New Journal Article: Directly Eliciting Personal Utility Functions
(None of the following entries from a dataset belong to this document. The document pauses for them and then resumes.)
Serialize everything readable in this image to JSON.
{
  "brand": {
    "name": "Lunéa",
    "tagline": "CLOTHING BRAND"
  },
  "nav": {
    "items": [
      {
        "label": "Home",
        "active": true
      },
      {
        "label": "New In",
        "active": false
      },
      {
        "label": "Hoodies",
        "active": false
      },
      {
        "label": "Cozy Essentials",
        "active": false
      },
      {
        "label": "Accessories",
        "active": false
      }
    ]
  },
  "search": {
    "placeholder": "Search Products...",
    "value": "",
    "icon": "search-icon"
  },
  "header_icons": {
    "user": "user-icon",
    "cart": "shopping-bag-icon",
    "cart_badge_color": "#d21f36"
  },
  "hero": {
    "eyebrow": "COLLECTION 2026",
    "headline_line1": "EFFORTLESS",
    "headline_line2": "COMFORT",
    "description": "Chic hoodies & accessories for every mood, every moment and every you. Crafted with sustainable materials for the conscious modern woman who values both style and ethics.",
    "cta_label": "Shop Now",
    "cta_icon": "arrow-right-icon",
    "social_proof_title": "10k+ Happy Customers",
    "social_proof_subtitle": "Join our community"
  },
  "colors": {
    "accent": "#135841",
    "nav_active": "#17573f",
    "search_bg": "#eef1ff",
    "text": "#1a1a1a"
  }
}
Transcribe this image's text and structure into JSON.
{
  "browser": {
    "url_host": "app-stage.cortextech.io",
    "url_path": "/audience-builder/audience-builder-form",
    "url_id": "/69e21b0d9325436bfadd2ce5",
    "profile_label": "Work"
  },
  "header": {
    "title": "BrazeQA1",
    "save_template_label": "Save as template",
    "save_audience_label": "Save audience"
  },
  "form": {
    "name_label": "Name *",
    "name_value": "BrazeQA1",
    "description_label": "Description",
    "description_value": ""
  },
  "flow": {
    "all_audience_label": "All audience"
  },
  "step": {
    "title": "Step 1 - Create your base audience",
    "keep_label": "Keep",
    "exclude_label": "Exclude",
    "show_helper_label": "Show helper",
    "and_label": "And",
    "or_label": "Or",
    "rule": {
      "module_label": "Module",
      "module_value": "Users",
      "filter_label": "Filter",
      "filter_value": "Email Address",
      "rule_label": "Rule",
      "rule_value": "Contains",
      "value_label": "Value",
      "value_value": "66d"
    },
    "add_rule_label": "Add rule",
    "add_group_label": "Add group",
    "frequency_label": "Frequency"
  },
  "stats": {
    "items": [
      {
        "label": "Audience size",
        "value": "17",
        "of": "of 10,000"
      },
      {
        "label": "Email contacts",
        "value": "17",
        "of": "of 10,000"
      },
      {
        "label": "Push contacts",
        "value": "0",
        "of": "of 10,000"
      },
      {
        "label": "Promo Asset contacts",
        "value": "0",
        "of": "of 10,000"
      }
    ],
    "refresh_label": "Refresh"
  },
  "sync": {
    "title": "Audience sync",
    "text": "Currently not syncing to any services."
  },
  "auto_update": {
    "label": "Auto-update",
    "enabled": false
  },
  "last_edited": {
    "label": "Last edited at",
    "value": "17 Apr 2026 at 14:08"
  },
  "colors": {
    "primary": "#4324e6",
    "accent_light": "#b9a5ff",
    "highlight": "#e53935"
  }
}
Article by: Koonal Shah
 
Over the last few years, OHE has been collaborating with colleagues from the University of Sheffield, University of Technology Sydney, and Pharmerit International to develop a new approach to valuing health-related quality of life. This approach involves directly eliciting personal utility functions (PUFs) from survey respondents, thereby seeking to avoid some of the issues associated with conventional techniques such as time trade-off and discrete choice experiment. The approach focuses on helping respondents to reflect and deliberate on their preferences, and results in a personal value set for each individual. It therefore has the potential for use in individual decision-making contexts.
 
Our paper, which describes the PUF method and reports the findings of piloting work to test its feasibility in valuing the EQ-5D, has just been published in the European Journal of Health Economics. The paper is available open access
 
The paper is authored by OHE’s Nancy Devlin and Koonal Shah, in collaboration with Brendan Mulhern, Krystallia Pantiri and Ben van Hout. A previous version was published as an OHE Research Paper, and preliminary findings were discussed at the 2016 PROMs conference. The research has parallels with work being undertaken in New Zealand to create personal and social value sets using the PAPRIKA method.
 
For more information about OHE’s research on personal utility functions, contact Koonal Shah.
 
Citation
 
Devlin, N.J., Shah, K.K., Mulhern, B.J., Pantiri, K. and van Hout, B., 2018. A New Method for Valuing Health: Directly Eliciting Personal Utility Functions. European Journal of Health Economics. DOI | RePEc
 
Related research
 
Devlin, N., Shah, K. and Buckingham, K., 2017. What is the Normative Basis for Selecting the Measure of ‘Average’ Preferences for Use in Social Choices? OHE Research Paper. London: Office of Health Economics. RePEc
 
Pantiri, K., Shah, K., Devlin, N., Mulhern, B. and van Hout, B., 2016. Directly Eliciting Personal Utility Functions from a Convenience Sample of 30 Health Outcomes Professionals: A Pilot Study. Value in Health, 19(7), A473. DOI
 

 

Posted in EQ-5D and PROMs, Research | Tagged External publications